Ransomware in Windows Servers


(Dave Stewart) #1

We just had a fileserver get totally encrypted, even though we had fileshares on a D drive and the OS (2008R2) on C. I have never heard of a server OS getting encrypted unless a user was using its console or RDP session. No mapped drives, but there are some Line of business app services running that are cloud based.

Anyone had any similar experiences?


(Will Leuschen) #2

No, I haven’t had this happen yet, but like all OS servers are just as vulnerable as any other system. It could have ended up as a secondary infection from a user with access to the file shares. Or any user with access that had their credentials compromised. Worst case scenario is they used a powershell script on a compromised system with access.

It is for this reason I had started backing up the event logs from our servers.
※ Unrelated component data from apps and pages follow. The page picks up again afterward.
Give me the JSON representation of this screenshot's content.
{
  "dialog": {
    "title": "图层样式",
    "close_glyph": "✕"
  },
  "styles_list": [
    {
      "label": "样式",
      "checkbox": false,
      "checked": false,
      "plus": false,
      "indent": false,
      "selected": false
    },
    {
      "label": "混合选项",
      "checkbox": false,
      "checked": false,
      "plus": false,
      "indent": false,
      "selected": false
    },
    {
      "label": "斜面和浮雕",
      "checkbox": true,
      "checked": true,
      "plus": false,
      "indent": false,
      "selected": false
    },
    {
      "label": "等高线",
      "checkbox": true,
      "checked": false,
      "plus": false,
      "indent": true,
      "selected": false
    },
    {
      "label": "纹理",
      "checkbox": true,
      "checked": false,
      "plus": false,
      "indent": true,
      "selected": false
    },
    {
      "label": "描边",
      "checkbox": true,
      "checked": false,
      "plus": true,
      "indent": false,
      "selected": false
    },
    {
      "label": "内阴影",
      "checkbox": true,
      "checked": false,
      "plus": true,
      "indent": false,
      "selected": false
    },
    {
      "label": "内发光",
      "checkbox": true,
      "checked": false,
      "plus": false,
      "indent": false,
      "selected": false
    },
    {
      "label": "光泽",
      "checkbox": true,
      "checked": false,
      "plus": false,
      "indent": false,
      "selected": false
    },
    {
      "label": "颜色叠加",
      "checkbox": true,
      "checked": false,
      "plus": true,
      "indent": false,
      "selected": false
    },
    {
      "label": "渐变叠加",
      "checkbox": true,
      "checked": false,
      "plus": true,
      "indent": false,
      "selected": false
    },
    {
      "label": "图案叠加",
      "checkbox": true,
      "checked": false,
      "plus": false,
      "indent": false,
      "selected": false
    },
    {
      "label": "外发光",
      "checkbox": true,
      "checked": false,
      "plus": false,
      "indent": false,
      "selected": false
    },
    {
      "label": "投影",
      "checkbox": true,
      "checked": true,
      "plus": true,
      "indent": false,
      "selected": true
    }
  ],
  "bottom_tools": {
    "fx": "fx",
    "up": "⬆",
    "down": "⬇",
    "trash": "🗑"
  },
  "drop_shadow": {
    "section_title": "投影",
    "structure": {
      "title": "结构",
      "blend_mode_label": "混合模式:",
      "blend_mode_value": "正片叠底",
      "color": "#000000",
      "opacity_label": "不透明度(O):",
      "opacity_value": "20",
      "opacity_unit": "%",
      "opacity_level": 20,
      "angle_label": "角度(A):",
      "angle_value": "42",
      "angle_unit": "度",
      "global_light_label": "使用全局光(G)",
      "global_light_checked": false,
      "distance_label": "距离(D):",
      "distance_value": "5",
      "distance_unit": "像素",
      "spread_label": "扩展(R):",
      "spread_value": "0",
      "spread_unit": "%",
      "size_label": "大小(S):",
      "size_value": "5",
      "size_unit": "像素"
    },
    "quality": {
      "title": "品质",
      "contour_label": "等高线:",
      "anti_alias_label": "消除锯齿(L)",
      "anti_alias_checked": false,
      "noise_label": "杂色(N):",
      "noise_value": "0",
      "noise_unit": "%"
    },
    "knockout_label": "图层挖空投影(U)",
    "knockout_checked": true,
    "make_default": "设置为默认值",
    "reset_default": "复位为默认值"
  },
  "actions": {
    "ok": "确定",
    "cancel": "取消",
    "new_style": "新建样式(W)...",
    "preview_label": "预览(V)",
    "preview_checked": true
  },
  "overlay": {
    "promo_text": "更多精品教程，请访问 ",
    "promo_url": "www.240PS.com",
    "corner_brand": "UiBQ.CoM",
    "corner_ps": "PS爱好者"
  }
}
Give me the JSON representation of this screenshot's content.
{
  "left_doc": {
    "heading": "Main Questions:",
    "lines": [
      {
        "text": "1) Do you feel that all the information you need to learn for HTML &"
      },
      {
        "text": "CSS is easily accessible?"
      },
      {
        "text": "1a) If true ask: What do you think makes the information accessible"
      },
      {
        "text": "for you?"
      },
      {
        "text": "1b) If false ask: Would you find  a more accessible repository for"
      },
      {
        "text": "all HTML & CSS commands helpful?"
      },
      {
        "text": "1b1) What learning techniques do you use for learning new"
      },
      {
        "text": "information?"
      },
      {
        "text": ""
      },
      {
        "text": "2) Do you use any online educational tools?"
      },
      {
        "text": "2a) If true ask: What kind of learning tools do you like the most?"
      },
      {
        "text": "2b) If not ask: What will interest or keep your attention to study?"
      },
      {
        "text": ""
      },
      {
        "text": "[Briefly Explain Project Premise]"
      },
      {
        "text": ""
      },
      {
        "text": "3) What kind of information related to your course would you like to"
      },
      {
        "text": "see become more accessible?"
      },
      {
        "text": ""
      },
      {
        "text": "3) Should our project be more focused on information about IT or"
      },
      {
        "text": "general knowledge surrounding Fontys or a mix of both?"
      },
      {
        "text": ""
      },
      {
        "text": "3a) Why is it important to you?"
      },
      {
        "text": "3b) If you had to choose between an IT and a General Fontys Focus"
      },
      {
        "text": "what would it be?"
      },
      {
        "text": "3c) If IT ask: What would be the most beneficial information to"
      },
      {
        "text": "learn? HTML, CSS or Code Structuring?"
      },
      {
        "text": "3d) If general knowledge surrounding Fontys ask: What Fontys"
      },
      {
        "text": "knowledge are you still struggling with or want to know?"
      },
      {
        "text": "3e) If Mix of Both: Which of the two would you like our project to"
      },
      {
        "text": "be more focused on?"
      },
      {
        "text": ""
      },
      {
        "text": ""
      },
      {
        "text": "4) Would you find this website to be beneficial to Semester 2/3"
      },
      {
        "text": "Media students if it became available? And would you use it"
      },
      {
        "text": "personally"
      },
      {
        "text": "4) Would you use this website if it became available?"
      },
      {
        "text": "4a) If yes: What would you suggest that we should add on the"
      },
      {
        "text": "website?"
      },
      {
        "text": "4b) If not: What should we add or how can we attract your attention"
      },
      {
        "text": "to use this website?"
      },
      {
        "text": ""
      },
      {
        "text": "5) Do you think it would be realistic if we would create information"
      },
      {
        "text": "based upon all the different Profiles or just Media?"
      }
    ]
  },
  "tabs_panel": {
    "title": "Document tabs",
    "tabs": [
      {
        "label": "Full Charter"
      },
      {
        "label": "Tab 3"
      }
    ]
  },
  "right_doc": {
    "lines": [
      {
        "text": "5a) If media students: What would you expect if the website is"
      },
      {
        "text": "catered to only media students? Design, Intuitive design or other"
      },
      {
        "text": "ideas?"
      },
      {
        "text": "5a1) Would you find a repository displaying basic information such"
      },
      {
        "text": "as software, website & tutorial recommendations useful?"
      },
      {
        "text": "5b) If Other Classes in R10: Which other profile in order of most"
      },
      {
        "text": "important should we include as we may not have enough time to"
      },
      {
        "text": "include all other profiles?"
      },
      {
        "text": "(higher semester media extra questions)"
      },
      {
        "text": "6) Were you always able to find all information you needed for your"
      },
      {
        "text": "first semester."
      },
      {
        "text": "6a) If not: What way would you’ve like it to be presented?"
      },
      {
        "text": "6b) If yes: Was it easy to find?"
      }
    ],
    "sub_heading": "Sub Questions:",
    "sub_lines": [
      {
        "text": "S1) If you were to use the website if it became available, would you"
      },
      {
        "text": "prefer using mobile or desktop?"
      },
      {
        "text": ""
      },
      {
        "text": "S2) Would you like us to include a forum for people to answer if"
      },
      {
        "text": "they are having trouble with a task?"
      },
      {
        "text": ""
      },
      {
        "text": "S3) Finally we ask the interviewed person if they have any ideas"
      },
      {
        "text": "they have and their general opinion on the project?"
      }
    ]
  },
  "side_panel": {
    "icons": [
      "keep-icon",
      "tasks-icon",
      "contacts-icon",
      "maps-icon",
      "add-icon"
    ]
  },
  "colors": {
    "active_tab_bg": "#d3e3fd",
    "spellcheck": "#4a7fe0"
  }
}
It can allow someone to narrow down the source of infection, since restoring a backup will just make all the footprints disappear.
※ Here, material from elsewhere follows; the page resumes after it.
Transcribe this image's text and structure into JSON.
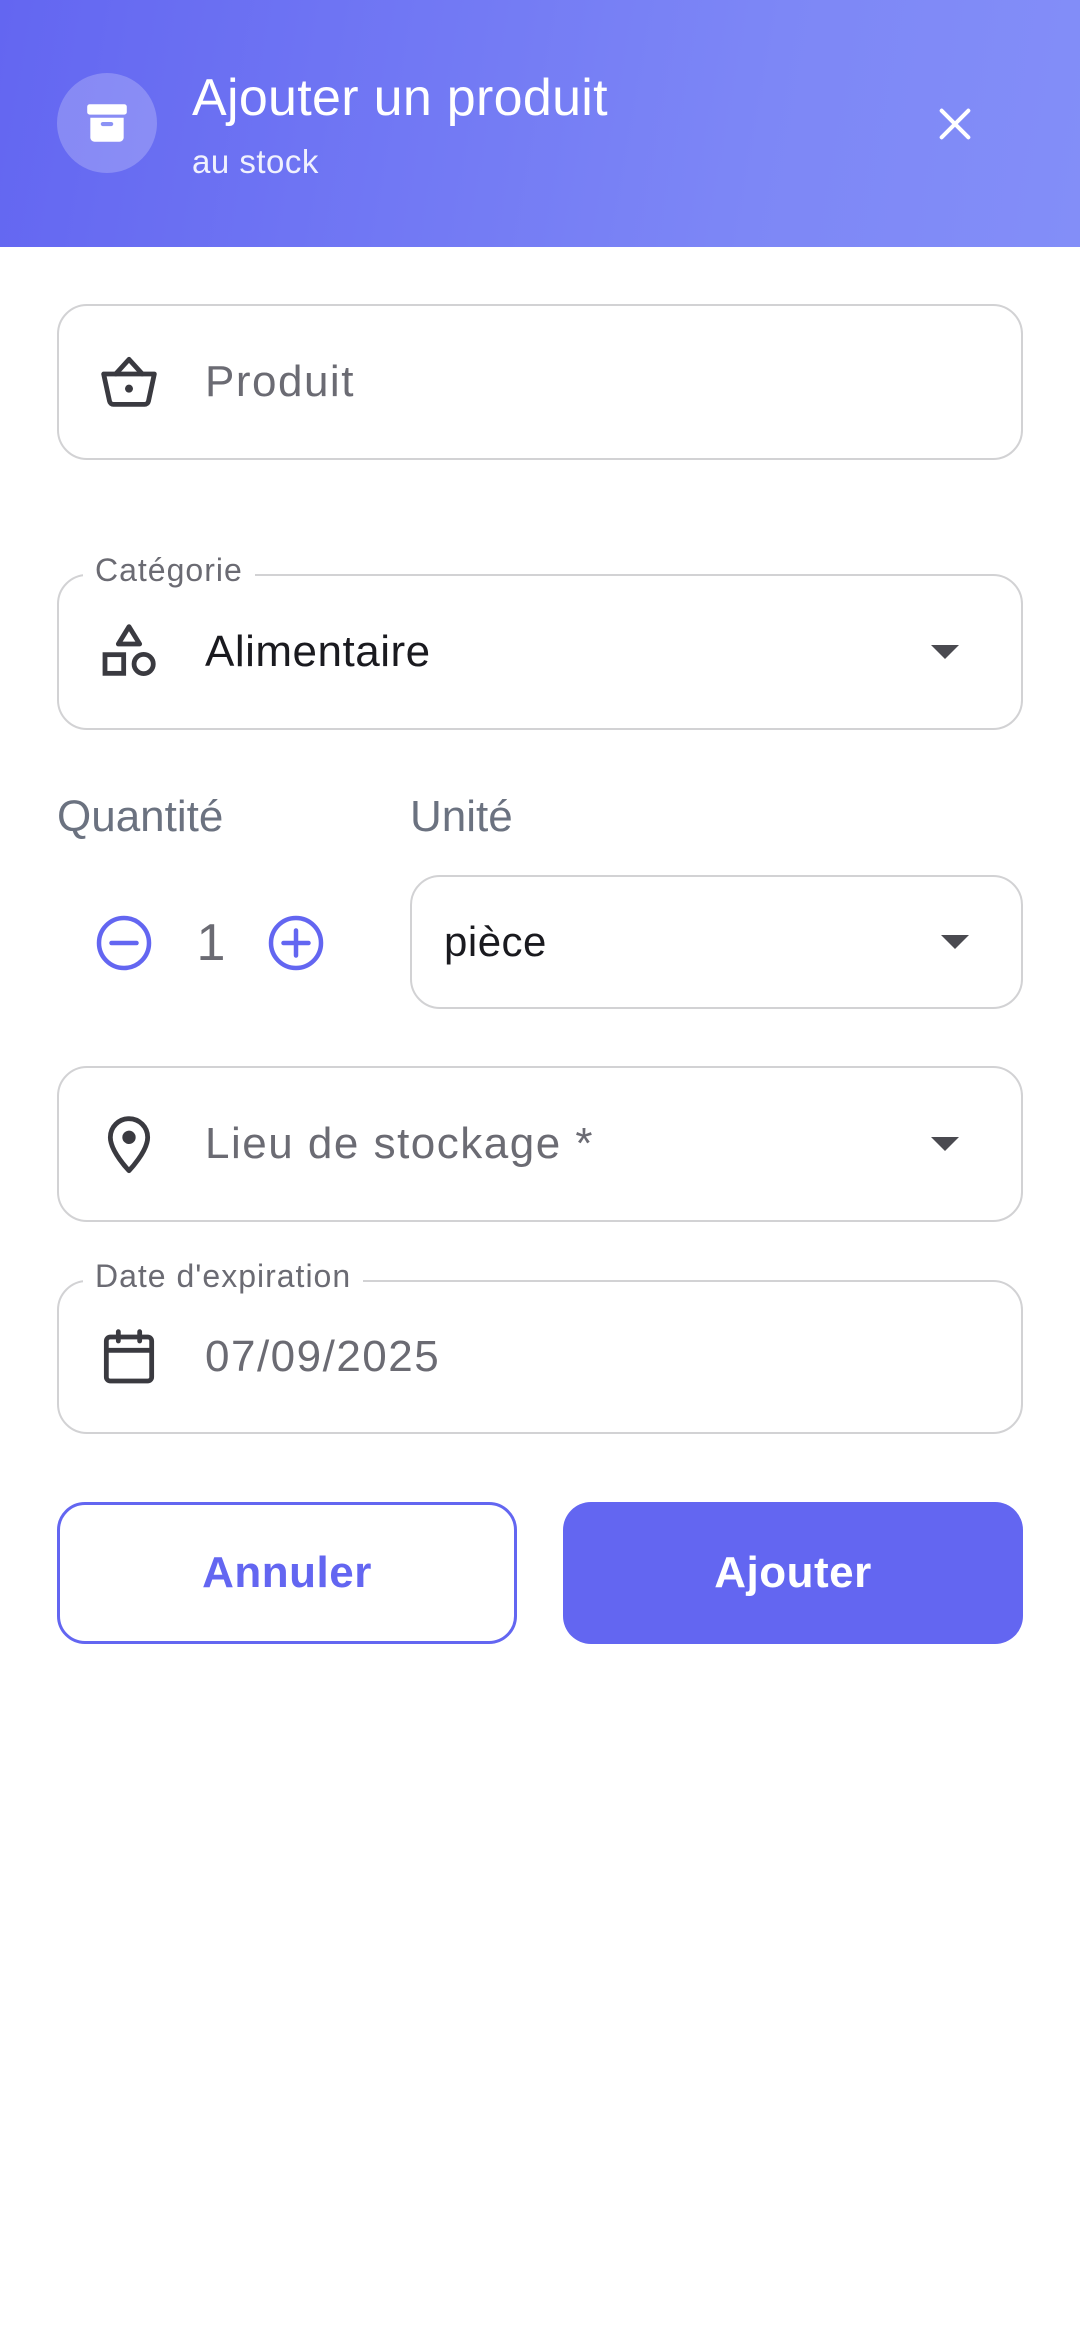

(Kal Heet) #3

Make sure the File server is not accessible from outside . We say that in the past, where the server RDP was opened from public network.

Also check your firewall rules to make sure only the necessary ports are opened


(Collin) #4

Does that user have local admin rights to the server?
Is the C drive an open share on your network?

I’ve read about some variants being able to browse open shares not just mapped drives but haven’t witnessed any.
Locking down your shares and rights should fix this.


(Dave Stewart) #5

i always make sure shares are given, at most, modify perms to the group that consists of users that need access. I have two master admins I login to administer server with, no one else has admin rights. I have never heard of a virus that can ‘jump’ the share onto the OS.

But I have dealt with the software folks that developed the LOB app …they often like to give everyone full control to the folder with the share. Maybe a virus could exploit this?